--- Your assignment ---
A single number is required: how many lines in the entries hold the word "note".

----- Extracted data -----

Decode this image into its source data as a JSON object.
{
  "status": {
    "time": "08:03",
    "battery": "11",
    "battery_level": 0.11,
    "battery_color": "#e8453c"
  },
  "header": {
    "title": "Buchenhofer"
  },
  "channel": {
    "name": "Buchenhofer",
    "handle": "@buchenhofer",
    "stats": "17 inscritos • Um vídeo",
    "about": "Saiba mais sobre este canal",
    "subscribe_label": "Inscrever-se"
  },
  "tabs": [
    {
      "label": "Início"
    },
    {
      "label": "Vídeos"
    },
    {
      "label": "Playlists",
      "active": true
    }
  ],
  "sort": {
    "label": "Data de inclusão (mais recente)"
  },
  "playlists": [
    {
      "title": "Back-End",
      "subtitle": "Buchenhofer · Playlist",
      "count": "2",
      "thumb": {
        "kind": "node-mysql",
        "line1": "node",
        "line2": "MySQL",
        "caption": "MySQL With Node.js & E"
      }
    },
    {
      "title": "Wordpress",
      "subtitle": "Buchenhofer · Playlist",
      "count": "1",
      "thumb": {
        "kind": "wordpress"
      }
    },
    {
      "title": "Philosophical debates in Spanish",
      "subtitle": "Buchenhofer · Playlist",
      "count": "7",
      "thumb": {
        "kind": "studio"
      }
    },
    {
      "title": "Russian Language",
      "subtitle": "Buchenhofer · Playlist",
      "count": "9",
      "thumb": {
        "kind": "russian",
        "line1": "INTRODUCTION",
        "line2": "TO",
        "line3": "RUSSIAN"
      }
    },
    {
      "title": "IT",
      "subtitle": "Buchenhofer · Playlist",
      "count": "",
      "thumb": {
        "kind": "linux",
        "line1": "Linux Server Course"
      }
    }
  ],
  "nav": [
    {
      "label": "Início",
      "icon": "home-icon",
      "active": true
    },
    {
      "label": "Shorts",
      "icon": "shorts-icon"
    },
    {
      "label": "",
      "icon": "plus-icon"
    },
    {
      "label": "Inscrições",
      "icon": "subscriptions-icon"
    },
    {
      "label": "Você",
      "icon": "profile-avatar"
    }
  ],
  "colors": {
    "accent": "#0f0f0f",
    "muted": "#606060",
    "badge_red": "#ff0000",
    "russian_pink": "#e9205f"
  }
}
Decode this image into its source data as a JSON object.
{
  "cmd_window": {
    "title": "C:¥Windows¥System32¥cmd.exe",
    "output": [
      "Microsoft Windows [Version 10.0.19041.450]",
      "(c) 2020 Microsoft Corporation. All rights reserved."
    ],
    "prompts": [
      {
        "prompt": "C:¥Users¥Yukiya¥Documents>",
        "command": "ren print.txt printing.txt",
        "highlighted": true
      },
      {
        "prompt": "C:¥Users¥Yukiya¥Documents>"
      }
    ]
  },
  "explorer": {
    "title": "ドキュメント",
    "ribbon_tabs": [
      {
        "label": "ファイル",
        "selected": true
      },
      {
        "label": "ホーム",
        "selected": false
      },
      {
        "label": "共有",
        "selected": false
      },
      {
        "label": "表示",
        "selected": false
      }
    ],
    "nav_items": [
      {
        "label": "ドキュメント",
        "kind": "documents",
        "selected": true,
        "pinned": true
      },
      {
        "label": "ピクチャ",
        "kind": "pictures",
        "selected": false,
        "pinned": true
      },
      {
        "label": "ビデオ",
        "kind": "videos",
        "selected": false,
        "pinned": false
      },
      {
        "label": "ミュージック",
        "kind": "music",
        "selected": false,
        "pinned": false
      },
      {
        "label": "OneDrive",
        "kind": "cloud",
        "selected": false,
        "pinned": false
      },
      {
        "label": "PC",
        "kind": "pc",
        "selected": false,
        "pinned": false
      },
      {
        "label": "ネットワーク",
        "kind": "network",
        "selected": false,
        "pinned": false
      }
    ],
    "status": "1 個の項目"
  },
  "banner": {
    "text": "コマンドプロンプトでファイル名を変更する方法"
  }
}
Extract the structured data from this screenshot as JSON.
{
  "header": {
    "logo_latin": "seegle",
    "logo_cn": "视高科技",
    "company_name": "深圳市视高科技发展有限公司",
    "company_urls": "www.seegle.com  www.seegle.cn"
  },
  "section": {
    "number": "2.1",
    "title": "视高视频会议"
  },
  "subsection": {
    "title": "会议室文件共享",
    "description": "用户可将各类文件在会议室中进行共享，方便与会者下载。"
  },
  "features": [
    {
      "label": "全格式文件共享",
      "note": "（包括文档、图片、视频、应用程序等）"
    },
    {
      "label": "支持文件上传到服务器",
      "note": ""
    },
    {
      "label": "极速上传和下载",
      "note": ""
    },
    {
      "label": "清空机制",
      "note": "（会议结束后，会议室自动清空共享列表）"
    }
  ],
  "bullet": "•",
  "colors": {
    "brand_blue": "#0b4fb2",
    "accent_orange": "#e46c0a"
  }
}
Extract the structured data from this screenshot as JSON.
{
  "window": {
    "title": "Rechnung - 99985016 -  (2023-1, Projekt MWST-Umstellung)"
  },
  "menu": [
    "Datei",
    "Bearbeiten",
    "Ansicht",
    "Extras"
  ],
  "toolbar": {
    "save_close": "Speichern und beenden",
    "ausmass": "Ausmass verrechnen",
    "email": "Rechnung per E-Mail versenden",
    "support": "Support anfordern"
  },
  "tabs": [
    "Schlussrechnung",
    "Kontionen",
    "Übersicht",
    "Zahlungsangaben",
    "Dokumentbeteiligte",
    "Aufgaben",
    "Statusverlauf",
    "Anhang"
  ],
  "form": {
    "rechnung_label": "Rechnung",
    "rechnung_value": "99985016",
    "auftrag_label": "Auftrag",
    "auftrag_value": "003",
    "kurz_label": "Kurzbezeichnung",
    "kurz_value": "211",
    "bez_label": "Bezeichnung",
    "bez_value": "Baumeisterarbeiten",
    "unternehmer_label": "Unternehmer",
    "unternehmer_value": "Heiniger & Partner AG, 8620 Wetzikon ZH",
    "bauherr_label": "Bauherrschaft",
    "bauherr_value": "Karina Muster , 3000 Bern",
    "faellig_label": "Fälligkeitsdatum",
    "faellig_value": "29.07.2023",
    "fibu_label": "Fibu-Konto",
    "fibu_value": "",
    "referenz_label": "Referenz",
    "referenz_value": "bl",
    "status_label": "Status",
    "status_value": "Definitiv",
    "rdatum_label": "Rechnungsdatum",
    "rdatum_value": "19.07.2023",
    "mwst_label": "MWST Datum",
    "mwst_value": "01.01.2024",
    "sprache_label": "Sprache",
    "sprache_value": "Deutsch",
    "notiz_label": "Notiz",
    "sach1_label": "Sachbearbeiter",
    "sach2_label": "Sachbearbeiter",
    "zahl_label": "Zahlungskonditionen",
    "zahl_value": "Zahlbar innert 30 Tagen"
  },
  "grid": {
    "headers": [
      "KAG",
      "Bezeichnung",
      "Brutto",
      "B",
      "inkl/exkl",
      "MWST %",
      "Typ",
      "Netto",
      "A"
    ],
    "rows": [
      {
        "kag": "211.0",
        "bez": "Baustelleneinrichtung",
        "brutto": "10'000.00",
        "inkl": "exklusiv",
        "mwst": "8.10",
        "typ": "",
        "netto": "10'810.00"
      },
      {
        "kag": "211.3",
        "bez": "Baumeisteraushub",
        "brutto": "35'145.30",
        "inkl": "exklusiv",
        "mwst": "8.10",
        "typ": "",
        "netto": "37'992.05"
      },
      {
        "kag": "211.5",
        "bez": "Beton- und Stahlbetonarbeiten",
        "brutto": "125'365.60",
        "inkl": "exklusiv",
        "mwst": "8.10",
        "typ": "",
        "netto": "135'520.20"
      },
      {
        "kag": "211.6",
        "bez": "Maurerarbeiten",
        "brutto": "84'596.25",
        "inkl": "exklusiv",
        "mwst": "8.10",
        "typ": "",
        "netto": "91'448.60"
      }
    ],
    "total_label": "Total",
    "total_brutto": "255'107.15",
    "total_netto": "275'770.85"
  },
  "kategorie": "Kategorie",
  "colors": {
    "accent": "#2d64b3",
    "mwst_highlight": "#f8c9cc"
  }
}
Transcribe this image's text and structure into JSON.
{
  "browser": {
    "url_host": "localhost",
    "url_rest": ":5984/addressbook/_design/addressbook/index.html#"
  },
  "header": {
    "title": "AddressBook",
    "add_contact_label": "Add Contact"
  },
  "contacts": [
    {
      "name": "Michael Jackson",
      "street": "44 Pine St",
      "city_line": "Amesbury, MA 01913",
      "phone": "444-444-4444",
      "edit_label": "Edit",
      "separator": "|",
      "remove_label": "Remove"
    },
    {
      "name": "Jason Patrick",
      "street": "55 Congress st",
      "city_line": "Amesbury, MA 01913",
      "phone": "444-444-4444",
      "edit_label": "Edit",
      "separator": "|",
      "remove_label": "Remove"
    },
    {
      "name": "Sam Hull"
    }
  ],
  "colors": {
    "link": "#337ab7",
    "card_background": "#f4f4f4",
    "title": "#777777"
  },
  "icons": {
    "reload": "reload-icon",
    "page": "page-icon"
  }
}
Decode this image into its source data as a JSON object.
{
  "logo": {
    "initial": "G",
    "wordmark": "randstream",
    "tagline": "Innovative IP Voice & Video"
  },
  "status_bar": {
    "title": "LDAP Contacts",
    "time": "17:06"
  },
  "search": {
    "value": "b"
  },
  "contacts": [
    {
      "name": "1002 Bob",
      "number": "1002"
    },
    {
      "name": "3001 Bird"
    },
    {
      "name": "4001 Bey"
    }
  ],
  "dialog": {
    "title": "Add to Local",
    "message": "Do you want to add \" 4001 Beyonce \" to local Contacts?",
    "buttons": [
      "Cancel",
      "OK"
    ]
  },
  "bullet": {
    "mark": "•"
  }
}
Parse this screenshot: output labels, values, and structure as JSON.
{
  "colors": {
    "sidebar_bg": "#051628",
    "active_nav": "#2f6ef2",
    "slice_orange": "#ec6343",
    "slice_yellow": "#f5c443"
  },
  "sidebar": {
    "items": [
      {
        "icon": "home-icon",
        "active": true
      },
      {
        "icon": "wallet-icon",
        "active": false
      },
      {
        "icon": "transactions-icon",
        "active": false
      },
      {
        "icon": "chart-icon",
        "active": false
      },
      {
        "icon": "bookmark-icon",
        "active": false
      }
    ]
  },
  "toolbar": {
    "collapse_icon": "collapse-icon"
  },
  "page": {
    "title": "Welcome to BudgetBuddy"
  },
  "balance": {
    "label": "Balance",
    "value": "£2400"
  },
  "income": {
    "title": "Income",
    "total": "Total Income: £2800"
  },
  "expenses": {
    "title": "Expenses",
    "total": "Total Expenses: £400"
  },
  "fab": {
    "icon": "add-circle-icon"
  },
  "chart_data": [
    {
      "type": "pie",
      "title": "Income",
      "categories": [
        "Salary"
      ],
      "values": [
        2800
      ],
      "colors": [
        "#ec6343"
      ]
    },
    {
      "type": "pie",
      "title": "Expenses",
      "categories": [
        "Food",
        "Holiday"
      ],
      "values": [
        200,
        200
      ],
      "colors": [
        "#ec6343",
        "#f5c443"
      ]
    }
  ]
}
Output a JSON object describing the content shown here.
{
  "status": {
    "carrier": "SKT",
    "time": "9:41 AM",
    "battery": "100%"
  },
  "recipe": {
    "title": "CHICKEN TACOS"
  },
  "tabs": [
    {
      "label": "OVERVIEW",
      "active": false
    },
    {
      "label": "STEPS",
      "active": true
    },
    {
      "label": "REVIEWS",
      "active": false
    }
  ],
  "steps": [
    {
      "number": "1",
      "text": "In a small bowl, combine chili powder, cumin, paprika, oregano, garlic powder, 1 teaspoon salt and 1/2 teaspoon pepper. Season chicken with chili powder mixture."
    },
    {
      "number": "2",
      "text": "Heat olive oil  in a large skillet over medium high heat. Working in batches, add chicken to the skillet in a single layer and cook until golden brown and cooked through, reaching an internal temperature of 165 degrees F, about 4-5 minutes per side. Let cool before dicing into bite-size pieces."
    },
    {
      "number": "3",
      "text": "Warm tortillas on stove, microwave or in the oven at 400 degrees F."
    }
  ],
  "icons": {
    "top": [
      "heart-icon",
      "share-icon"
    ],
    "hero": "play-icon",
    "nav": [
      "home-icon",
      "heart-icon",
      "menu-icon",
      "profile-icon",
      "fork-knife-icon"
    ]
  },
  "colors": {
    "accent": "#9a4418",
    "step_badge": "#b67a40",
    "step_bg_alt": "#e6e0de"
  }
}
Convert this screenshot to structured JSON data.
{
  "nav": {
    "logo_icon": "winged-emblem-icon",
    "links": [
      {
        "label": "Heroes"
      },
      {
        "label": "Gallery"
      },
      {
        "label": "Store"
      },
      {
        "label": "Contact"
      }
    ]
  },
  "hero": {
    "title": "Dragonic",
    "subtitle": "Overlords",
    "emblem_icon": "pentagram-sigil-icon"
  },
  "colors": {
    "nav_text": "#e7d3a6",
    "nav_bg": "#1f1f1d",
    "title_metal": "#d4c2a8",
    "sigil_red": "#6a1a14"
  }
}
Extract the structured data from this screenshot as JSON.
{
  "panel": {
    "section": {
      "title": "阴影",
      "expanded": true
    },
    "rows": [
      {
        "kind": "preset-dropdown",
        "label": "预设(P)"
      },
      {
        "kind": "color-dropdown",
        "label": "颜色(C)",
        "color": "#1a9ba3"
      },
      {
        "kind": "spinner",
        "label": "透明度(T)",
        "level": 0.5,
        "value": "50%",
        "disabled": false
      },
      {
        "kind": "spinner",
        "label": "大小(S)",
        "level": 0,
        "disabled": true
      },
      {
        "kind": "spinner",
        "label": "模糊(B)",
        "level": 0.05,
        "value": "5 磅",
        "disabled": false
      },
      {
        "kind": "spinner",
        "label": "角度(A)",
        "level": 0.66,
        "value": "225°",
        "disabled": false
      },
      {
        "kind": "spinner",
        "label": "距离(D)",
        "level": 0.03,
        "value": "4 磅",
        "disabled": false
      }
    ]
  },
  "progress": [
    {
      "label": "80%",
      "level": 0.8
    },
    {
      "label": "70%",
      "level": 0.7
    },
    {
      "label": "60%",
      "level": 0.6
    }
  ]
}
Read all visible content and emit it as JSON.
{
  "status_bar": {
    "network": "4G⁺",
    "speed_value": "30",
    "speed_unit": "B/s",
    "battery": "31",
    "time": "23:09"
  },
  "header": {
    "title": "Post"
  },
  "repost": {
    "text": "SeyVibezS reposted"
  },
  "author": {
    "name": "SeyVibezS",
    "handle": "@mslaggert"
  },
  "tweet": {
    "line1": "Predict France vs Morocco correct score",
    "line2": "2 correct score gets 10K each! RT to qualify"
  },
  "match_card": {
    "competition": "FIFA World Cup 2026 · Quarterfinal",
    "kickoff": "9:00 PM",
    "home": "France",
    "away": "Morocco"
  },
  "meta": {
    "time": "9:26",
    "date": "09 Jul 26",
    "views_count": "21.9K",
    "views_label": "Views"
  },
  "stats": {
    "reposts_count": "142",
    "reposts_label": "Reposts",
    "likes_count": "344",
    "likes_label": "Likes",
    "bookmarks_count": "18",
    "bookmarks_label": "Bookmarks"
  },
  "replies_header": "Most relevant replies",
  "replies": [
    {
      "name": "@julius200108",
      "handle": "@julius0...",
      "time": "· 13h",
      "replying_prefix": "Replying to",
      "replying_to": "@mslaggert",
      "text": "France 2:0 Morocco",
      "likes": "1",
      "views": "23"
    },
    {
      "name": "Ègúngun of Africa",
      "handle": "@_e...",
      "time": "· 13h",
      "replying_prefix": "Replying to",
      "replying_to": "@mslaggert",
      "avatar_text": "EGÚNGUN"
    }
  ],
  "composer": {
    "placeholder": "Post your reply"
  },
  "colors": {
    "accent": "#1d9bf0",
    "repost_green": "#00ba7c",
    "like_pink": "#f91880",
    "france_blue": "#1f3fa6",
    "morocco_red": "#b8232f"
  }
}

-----

--- Answer ---
4